Synopses & Reviews
“A bold, wise, magical, and authentic novel about youthful infatuation and its legacy. Hannah Pittards beautifully confident prose is sure to make readers look back on their own teenage years with fresh wonder.”
—Vendela Vida, author of The Lovers
Already acclaimed for her short fiction—a McSweeneys Amanda Davis Highwire Fiction Award winner whose work was selected by Salman Rushdie for inclusion in 2008 Best American Short Stories 100 Distinguished Stories—Hannah Pittard proves herself a master of long form fiction as well with her haunting, masterfully crafted debut novel, The Fates Will Find Their Way. A powerful and beautiful literary masterwork reminiscent of The Virgin Suicides, Pittards The Fates Will Find Their Way tells the unforgettable story of a teenaged girl gone missing, and the boys she grew up with who find themselves caught in the mysterious wake of her absence for the rest of their lives.

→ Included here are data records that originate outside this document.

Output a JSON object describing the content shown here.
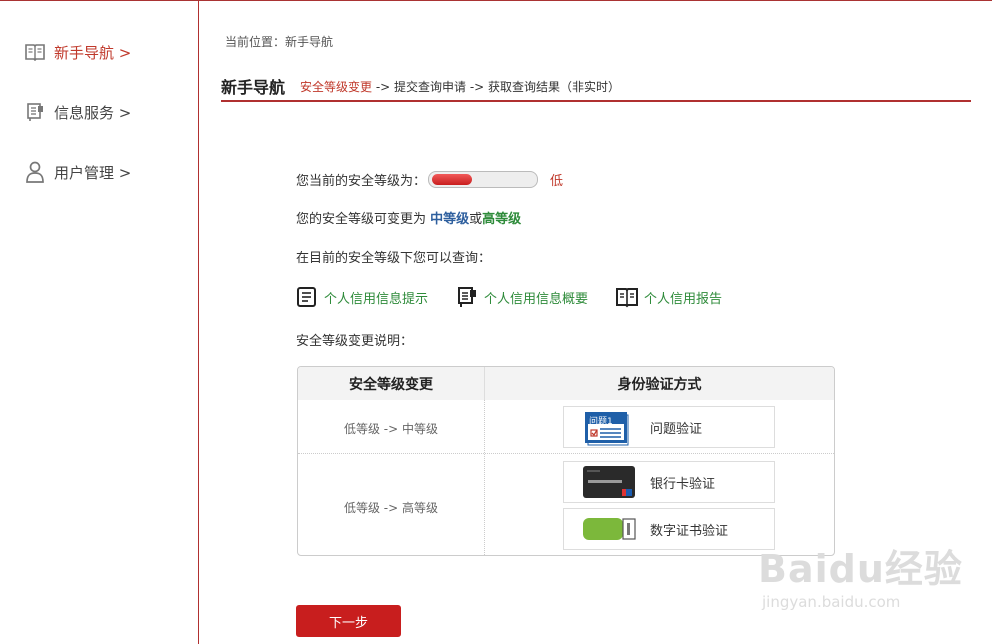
{
  "sidebar": {
    "items": [
      {
        "label": "新手导航 >",
        "icon": "book-icon"
      },
      {
        "label": "信息服务 >",
        "icon": "document-icon"
      },
      {
        "label": "用户管理 >",
        "icon": "user-icon"
      }
    ]
  },
  "breadcrumb": "当前位置：新手导航",
  "header": {
    "title": "新手导航",
    "steps": {
      "current": "安全等级变更",
      "rest": " -> 提交查询申请 -> 获取查询结果（非实时）"
    }
  },
  "security": {
    "label": "您当前的安全等级为：",
    "level_text": "低",
    "meter_fraction": 0.4,
    "changeable_prefix": "您的安全等级可变更为 ",
    "mid": "中等级",
    "or": "或",
    "high": "高等级",
    "query_text": "在目前的安全等级下您可以查询："
  },
  "links": [
    {
      "label": "个人信用信息提示",
      "icon": "note-icon"
    },
    {
      "label": "个人信用信息概要",
      "icon": "document-icon"
    },
    {
      "label": "个人信用报告",
      "icon": "book-icon"
    }
  ],
  "explain_title": "安全等级变更说明：",
  "table": {
    "headers": [
      "安全等级变更",
      "身份验证方式"
    ],
    "rows": [
      {
        "change": "低等级 -> 中等级",
        "methods": [
          "问题验证"
        ]
      },
      {
        "change": "低等级 -> 高等级",
        "methods": [
          "银行卡验证",
          "数字证书验证"
        ]
      }
    ],
    "question_card_text": "问题1"
  },
  "next_button": "下一步",
  "watermark": {
    "brand": "Baidu经验",
    "url": "jingyan.baidu.com"
  },
  "colors": {
    "accent": "#c0392b",
    "green": "#2e8b3a",
    "blue": "#2e5f9e"
  }
}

"Pittard leads the reader into a slew of possibilities spinning out from a 16-year-old girl's disappearance, in her intriguing, beguiling debut. After Nora Lindell goes missing on Halloween, stories about her disappearance multiply: she got into a car with an unknown man, she was seen at the airport, she simply walked away, she was abducted. Pittard dips into the points-of-view of various classmates to explore these possibilities and more. Perhaps Nora was murdered. One theory sends her to Arizona, where she raises twin daughters with a lover named Mundo, and another path leads her to a near-death experience in a cafe bombing in India. The story also outlines effects of the disappearance on Nora's family and classmates, who, even as they graduate, marry, and have children, never quite let go of Nora possibly to avoid their own lives. Though the truth about Nora remains tantalizingly elusive the reader is never quite sure what happened the many possibilities are so captivating, and Pittard's prose so eloquent, that there's a far richer experience to be had in the chain of maybes and what-ifs than in nailing down the truth. (Feb.)" Publishers Weekly (Copyright PWyxz LLC)

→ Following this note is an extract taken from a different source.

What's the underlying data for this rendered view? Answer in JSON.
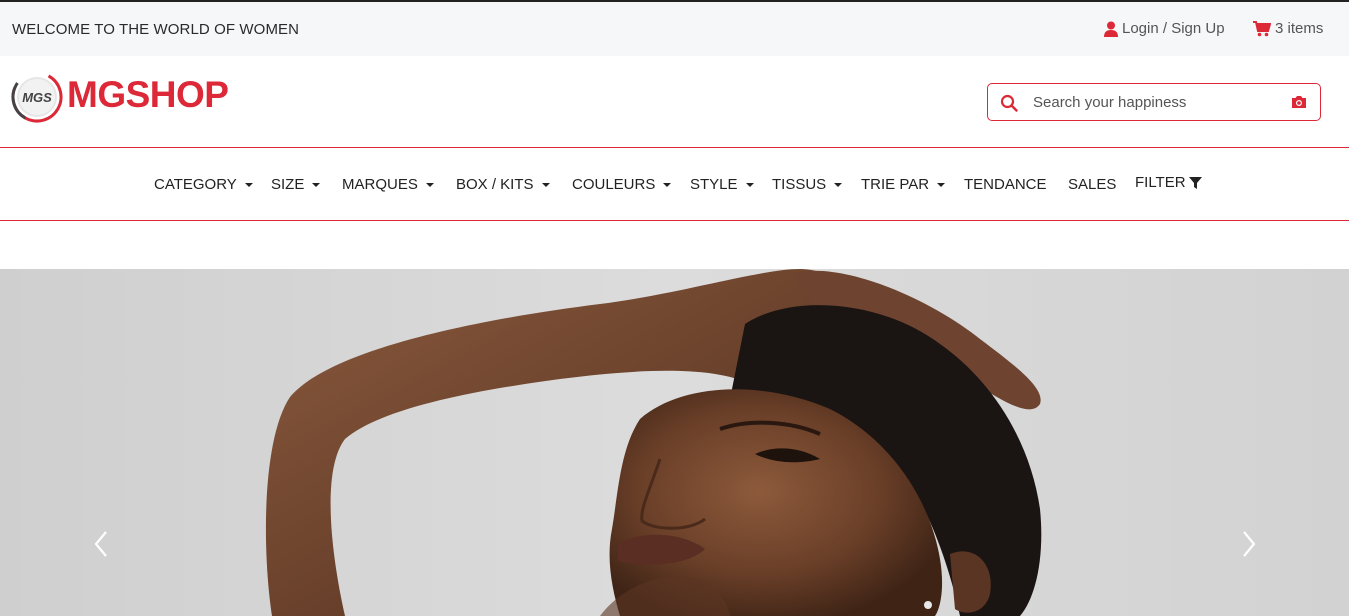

"A debut novel sure to linger with readers...Though relatively brief, the novel has great depth, enhanced by Pittard’s precision of language. The result is a stimulating examination of loss, memory, history, and perception and how the past never leaves — indeed is the main factor in the present." Publishers Weekly, Galley Talk
"The Fates Will Find Their Way is a bold, wise, magical, and authentic novel about youthful infatuation and its legacy. Hannah Pittard’s beautifully confident prose is sure to make readers look back on their own teenage years with fresh wonder." Vendela Vida

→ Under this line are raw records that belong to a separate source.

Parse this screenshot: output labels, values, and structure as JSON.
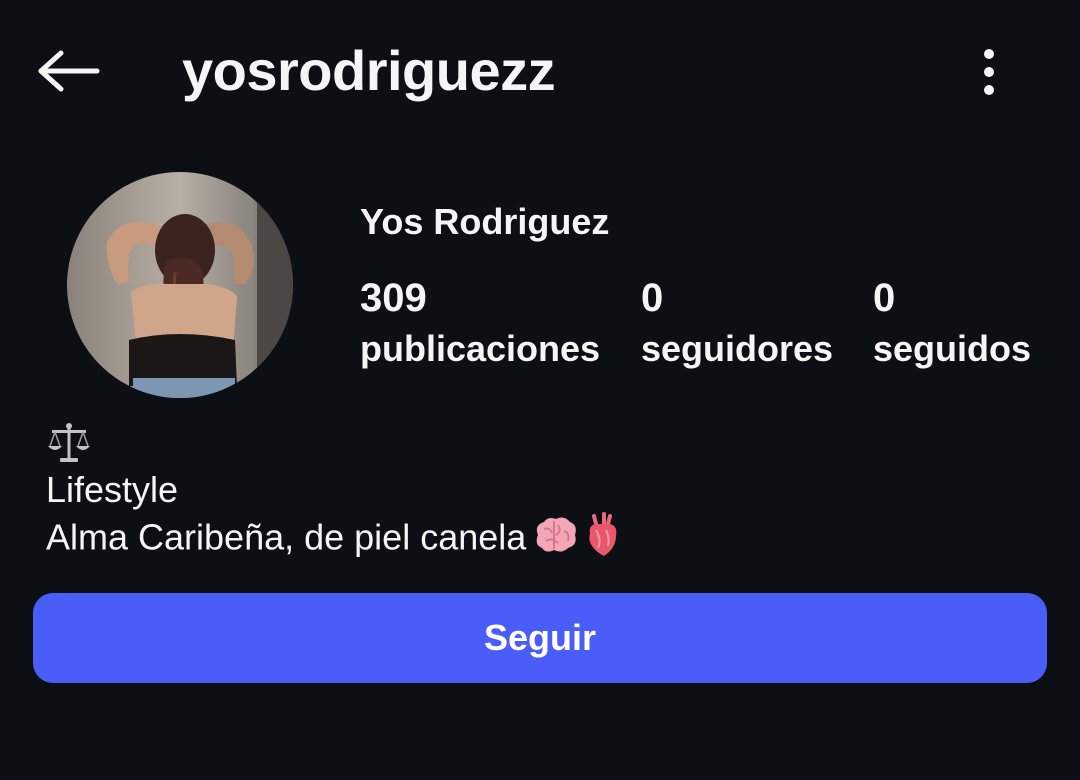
{
  "header": {
    "username": "yosrodriguezz",
    "back_icon": "arrow-left-icon",
    "more_icon": "more-vertical-icon"
  },
  "profile": {
    "display_name": "Yos Rodriguez",
    "avatar_icon": "profile-photo",
    "stats": [
      {
        "value": "309",
        "label": "publicaciones"
      },
      {
        "value": "0",
        "label": "seguidores"
      },
      {
        "value": "0",
        "label": "seguidos"
      }
    ]
  },
  "bio": {
    "icon": "scales-icon",
    "lines": [
      "Lifestyle",
      "Alma Caribeña, de piel canela"
    ],
    "trailing_emojis": [
      "brain-emoji",
      "anatomical-heart-emoji"
    ]
  },
  "actions": {
    "follow_label": "Seguir"
  },
  "colors": {
    "background": "#0c1014",
    "text": "#f5f5f5",
    "accent": "#4a5df9"
  }
}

Reminiscent of The Virgin Suicides, an eerily evocative and masterfully crafted literary debut about a teenage girl who goes missing and the effect her disappearance has on the boys she grew up with
Sixteen-year-old Nora Lindell is missing. And the neighborhood boys she left behind are caught forever in the heady current of her absence.
As the days and years pile up, the mystery of her disappearance grows kaleidoscopically. A collection of rumors, divergent suspicions, and tantalizing what ifs, Nora Lindell's story is a shadowy projection of teenage lust, friendship, reverence, and regret, captured magically in the disembodied plural voice of the boys who still long for her.
Told in haunting, percussive prose, Hannah Pittard's beautifully crafted story tracks the emotional progress of the sister Nora left behind, the other families in their leafy suburban enclave, and the individual fates of the boys in her thrall. Far more eager to imagine Nora's fate than to scrutinize their own, the boys sleepwalk into an adulthood of jobs, marriages, families, homes, and daughters of their own, all the while pining for a girl — and a life — that no longer exists, except in the imagination.
A masterful literary debut that shines a light into the dream-filled space between childhood and all that follows, The Fates Will Find Their Way is a story about the stories we tell ourselves — of who we once were and might someday become.
About the Author
Hannah Pittard’s fiction has appeared in McSweeney's, The Oxford American, The Mississippi Review, BOMB, Nimrod, StoryQuarterly, and was included in the 2008 Best American Short Stories' 100 Distinguished Stories. She is the recipient of the 2006 Amanda Davis Highwire Fiction Award, and has taught fiction at the University of Virginia, where she was also a Henry Hoyns Fellow.